For the second year in a row, AT Kearney gave Melbourne the title of world leader in personal well-being. That means Melbourne, the second largest city in Australia, is improving a combination of infrastructure, GDP per capita, and foreign direct investment faster than any other city on the planet. It also ranked highly in increases of environmental performance.
5. Boston, United States
According to AT Kearney's calculations, entrepreneurship has flourished in Boston in recent years, though the city fell two spots from No. 3 in 2016. The historic city has a longstanding focus on biotech and some of the the world's best universities, including Harvard and MIT.
4. London, England
London held steady at No. 4 over the past year, thanks in part to its access to cultural experiences and workforce talent. London earned the top spot in six metrics used in the report's calculations, including number of top global services firms, number of news agency bureaus, sporting events, international travelers, and international student population.
3. Paris, France
Paris emerged as a challenger for major US cities in future importance and competitiveness, jumping 10 spots up from No. 13 in 2016. The French capital is increasing the number of business incubators it hosts and has had substantial growth in private investment from venture capital and private equity firms — both foreign and domestic.
2. New York City, United States

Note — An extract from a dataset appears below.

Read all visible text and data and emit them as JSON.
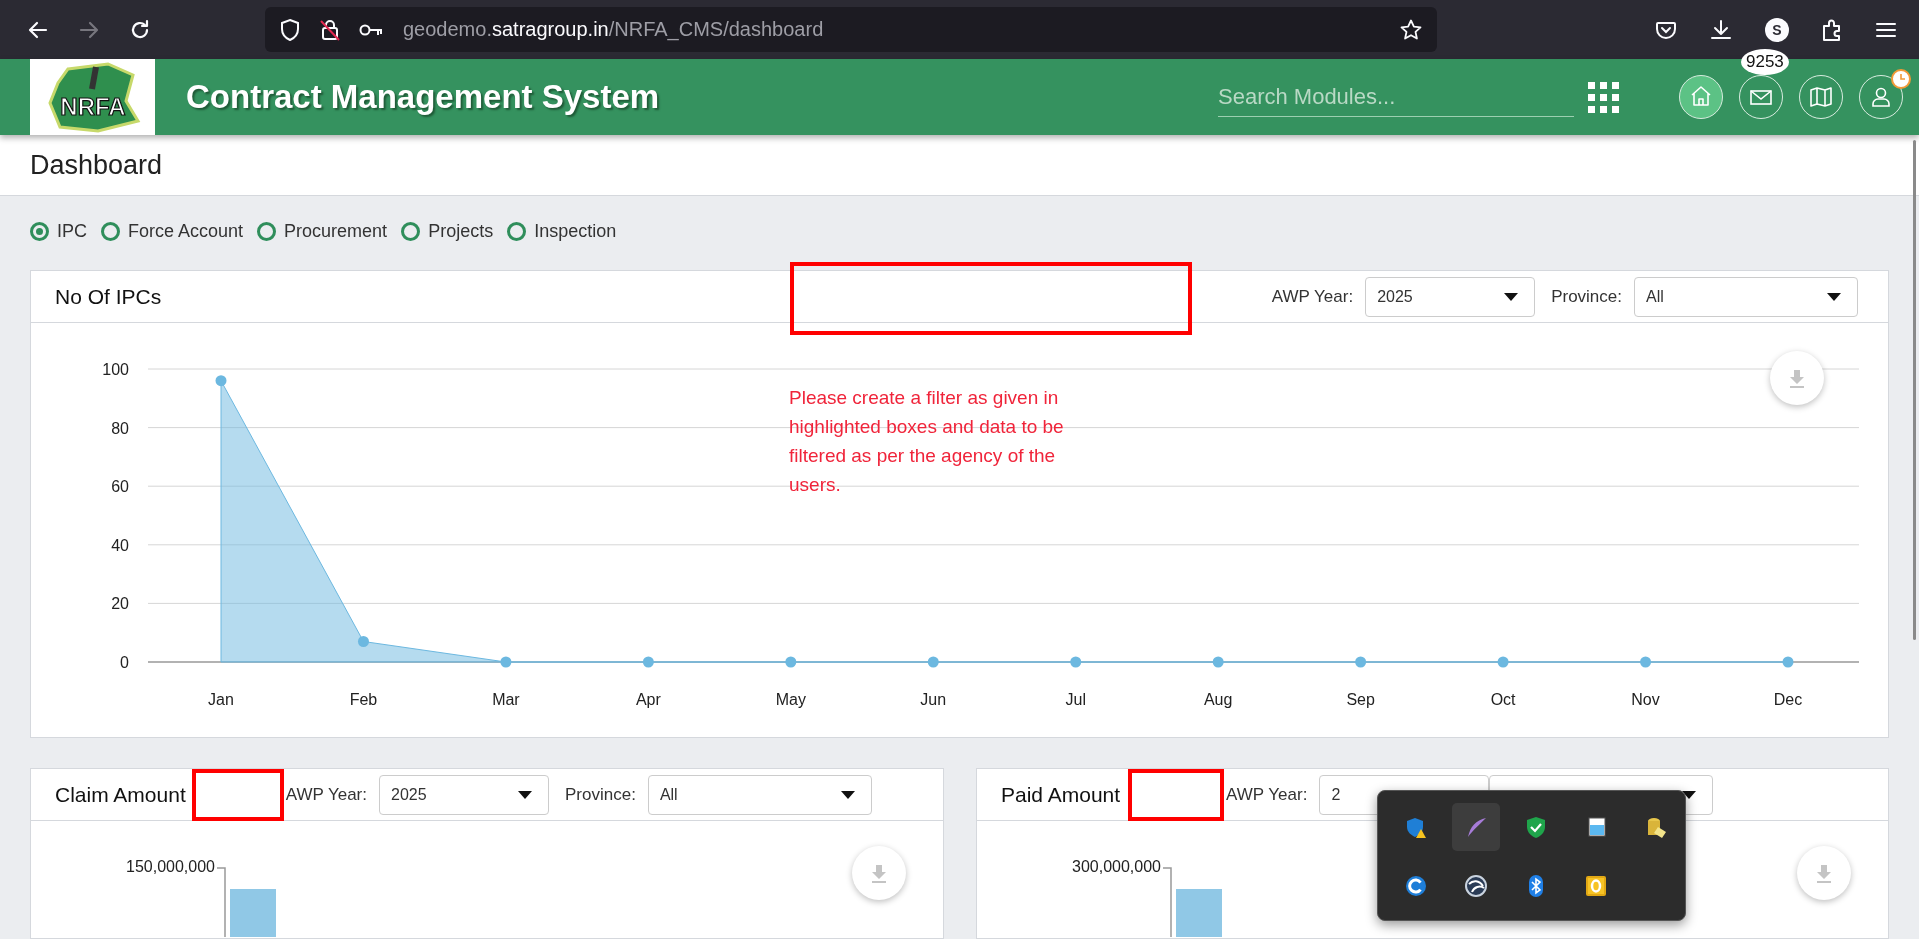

Between 2016 and 2017, New York City held steady at No. 2 on this list. Considered a world center of fashion, finance, media, and technology, the city posted high scores in business activity, political engagement, and human capital. New York City also leads the pack in capital markets and local institutions with global reach.
1. San Francisco, United States
This is the seventh year that AT Kearney has released this type of ranking. San Francisco, the tech capital of the world, consistently tops the list because of its strength in innovation.
San Francisco, located north of the Silicon Valley tech hub, is best positioned to attract and retain global capital, people, and ideas in the coming years, according to the report. The city saw increases in the number of patents per capita and business incubators launched.
But the concentration of power and wealth has its downside: San Francisco often ranks as the most expensive real estate market in America, with many long-timers forced out as techies move in.